'All is Lost' Except Redford's Good Looks (and Talent)
Published: November 6, 2013
This means that the entire film hinges on Redford’s near-silent performance. Fortunately, he brings both physicality and emotion to the role, subtly shifting from anger to surprise to despair. It’s a completely naturalistic performance, stripped of ego or artifice, and you often forget you’re watching a Hollywood icon. Only Alex Ebert’s occasionally intrusive music score dispels the carefully constructed intimacy and immediacy.

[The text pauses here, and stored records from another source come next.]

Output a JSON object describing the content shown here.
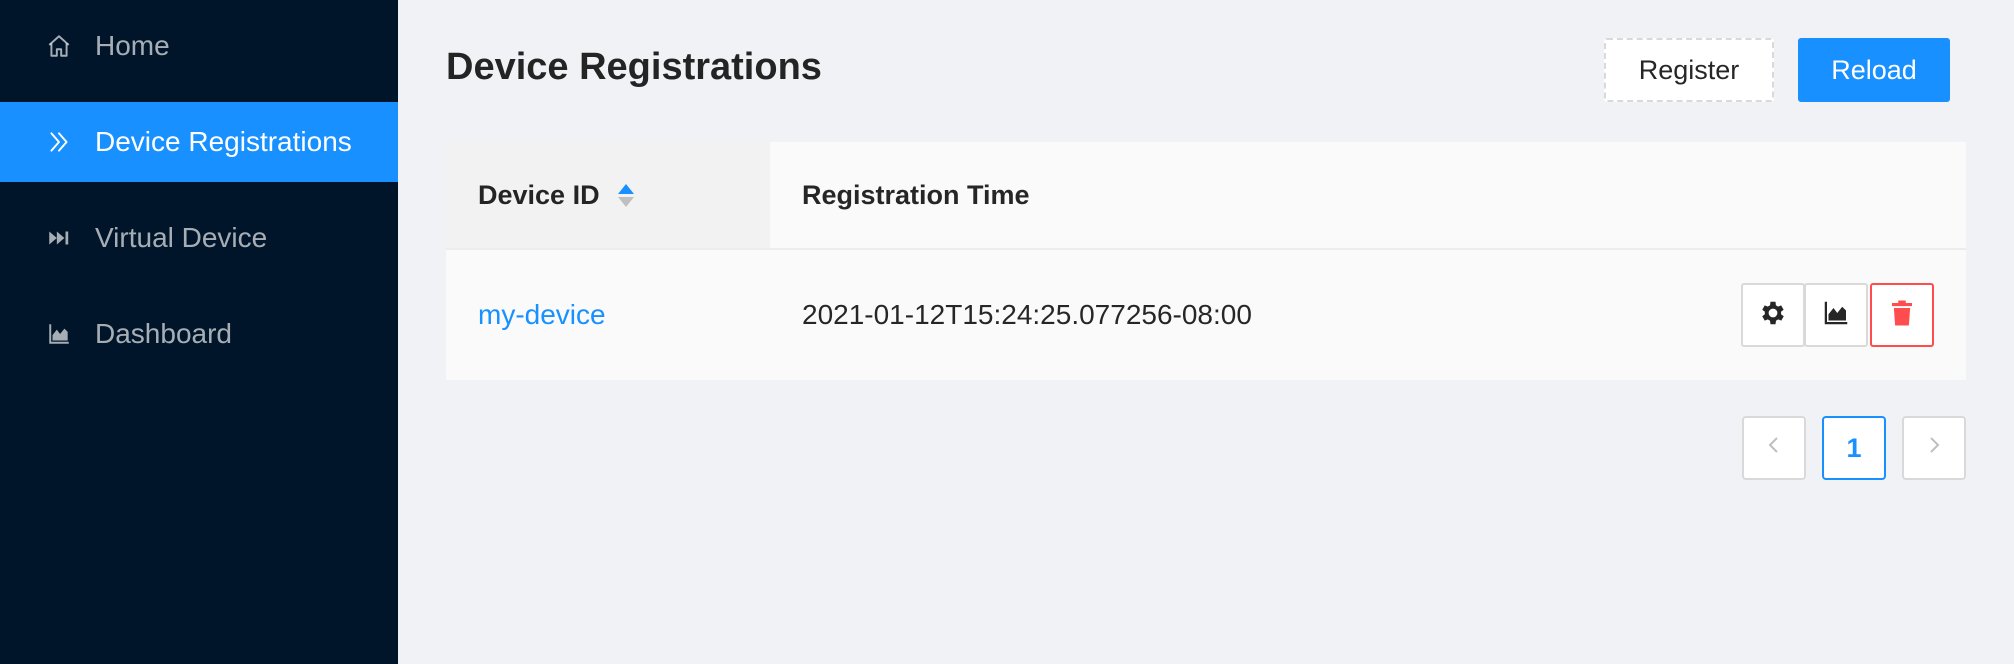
{
  "sidebar": {
    "items": [
      {
        "label": "Home",
        "icon": "home-icon",
        "active": false
      },
      {
        "label": "Device Registrations",
        "icon": "double-chevron-right-icon",
        "active": true
      },
      {
        "label": "Virtual Device",
        "icon": "fast-forward-icon",
        "active": false
      },
      {
        "label": "Dashboard",
        "icon": "area-chart-icon",
        "active": false
      }
    ]
  },
  "header": {
    "title": "Device Registrations",
    "register_label": "Register",
    "reload_label": "Reload"
  },
  "table": {
    "columns": [
      "Device ID",
      "Registration Time"
    ],
    "rows": [
      {
        "device_id": "my-device",
        "registration_time": "2021-01-12T15:24:25.077256-08:00"
      }
    ],
    "row_actions": [
      "settings-icon",
      "area-chart-icon",
      "delete-icon"
    ]
  },
  "pagination": {
    "current_page": "1"
  },
  "colors": {
    "sidebar_bg": "#001529",
    "primary": "#1890ff",
    "danger": "#ff4d4f",
    "page_bg": "#f0f2f5"
  }
}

Chandor’s patient and unsentimental examination of human perseverance, ingenuity and mortality ultimately delivers an ambiguous ending. As you leave the theater, don’t be surprised if the experience sits uncomfortably in the back of your mind. Redford’s character may have led a successful life, but he, like all of us, is at the mercy of time and the elements. All Is Lost is a reminder that we are all slowly marching toward the grave—watery or otherwise.
All Is Lost
Writ. and dir. J.C. Chandor; feat. Robert Redford. (PG-13)
Opens November 8 at Santikos Bijou